--- START ---

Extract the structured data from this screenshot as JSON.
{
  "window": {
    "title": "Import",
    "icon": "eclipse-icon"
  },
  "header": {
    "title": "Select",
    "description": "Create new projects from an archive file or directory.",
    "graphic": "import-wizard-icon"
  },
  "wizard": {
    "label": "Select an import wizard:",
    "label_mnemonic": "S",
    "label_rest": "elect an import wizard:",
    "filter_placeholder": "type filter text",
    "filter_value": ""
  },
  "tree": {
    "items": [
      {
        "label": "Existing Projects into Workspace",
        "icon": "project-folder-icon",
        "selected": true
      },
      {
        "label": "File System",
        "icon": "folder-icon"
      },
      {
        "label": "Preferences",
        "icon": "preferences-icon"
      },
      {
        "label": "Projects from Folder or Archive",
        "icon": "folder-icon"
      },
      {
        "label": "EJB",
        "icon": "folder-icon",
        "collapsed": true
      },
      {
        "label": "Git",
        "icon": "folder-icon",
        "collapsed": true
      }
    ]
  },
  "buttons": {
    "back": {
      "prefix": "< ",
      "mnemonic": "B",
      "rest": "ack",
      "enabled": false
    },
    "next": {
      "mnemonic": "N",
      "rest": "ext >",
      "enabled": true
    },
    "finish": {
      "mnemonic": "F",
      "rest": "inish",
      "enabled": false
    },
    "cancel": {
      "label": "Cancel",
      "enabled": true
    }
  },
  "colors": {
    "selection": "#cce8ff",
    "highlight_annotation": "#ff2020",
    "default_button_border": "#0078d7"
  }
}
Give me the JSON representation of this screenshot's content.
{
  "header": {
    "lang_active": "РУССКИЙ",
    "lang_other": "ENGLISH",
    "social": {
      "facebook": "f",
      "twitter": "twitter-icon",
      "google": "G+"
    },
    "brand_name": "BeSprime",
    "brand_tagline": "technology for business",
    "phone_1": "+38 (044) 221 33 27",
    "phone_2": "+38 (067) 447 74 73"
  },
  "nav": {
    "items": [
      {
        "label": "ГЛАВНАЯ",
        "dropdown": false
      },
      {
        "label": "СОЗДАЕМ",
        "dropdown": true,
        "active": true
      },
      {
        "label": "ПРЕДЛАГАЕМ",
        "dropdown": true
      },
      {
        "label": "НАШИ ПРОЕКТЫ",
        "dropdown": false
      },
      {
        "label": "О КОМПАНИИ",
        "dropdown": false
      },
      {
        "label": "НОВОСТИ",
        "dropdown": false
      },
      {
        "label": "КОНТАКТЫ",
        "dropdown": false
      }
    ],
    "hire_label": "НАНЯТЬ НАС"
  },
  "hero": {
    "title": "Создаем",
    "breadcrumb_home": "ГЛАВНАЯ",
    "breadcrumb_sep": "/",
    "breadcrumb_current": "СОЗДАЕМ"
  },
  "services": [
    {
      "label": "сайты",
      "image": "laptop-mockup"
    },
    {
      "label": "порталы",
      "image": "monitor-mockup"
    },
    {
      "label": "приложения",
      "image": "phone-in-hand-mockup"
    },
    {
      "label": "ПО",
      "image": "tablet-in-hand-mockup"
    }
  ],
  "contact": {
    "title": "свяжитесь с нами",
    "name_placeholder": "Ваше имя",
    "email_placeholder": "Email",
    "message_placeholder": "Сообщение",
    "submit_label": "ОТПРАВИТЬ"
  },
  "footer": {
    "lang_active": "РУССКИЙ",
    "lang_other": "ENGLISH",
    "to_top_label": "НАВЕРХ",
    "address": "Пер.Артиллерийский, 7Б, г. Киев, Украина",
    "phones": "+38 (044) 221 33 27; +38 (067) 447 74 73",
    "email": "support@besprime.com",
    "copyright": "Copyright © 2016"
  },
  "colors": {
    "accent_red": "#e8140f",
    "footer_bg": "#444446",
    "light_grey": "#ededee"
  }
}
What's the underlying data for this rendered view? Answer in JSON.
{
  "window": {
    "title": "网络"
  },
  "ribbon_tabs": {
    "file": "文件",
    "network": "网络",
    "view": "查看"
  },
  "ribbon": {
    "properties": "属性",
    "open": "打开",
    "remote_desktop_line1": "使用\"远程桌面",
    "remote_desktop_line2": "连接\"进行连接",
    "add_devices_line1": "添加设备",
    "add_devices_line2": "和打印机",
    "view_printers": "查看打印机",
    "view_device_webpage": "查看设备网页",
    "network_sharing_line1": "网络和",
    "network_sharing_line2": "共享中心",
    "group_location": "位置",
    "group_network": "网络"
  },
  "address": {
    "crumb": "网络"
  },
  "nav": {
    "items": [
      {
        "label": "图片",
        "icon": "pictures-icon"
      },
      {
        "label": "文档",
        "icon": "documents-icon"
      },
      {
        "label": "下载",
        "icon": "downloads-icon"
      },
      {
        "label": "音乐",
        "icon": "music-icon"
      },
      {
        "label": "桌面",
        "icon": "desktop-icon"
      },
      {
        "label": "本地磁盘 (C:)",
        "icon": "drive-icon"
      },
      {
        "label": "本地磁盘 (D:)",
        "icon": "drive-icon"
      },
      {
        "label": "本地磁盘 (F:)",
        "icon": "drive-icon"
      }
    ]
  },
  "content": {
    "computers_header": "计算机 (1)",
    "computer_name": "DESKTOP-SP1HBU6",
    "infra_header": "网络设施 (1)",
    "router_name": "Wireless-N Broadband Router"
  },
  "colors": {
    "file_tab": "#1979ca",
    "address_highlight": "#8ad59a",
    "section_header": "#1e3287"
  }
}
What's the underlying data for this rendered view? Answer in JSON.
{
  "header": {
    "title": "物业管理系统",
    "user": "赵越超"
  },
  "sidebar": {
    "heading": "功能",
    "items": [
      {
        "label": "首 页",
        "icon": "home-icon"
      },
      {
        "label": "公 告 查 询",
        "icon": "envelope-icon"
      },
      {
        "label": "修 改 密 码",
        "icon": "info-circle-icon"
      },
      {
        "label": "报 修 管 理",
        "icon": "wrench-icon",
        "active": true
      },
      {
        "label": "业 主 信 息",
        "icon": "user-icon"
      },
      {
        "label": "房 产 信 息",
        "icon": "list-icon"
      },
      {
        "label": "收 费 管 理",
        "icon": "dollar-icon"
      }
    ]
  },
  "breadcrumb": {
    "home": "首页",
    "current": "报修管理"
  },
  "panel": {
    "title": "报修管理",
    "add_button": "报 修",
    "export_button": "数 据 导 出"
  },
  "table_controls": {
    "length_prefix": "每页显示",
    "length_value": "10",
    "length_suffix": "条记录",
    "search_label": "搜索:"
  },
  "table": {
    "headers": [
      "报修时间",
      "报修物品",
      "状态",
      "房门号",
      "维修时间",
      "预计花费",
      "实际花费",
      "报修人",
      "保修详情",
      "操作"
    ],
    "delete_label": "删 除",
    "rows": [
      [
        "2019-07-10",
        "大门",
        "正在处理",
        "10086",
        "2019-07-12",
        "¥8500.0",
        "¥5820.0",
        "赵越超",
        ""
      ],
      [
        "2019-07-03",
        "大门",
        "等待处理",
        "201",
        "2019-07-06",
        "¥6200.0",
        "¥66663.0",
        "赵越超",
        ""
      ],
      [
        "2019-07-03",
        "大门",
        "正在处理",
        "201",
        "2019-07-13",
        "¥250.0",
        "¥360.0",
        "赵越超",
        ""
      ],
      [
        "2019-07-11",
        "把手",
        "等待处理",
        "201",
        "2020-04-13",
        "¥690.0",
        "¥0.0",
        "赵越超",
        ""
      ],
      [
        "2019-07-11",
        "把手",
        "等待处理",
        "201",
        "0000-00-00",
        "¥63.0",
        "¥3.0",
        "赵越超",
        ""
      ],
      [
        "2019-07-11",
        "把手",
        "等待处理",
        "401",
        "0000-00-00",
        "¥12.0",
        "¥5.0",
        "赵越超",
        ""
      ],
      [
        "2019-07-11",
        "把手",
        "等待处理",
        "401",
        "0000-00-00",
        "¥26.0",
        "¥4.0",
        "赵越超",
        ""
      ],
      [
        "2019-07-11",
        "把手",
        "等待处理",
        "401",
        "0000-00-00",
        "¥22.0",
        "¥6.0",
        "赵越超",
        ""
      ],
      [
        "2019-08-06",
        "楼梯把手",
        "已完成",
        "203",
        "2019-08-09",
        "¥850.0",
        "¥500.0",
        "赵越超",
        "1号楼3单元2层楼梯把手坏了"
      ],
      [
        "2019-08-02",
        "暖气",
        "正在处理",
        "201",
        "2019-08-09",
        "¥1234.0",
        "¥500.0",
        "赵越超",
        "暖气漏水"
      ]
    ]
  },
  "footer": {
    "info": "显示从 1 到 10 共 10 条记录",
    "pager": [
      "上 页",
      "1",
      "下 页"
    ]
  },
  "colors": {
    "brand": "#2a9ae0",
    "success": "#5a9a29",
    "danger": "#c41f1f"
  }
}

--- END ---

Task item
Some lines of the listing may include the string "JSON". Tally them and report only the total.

Result for this task
4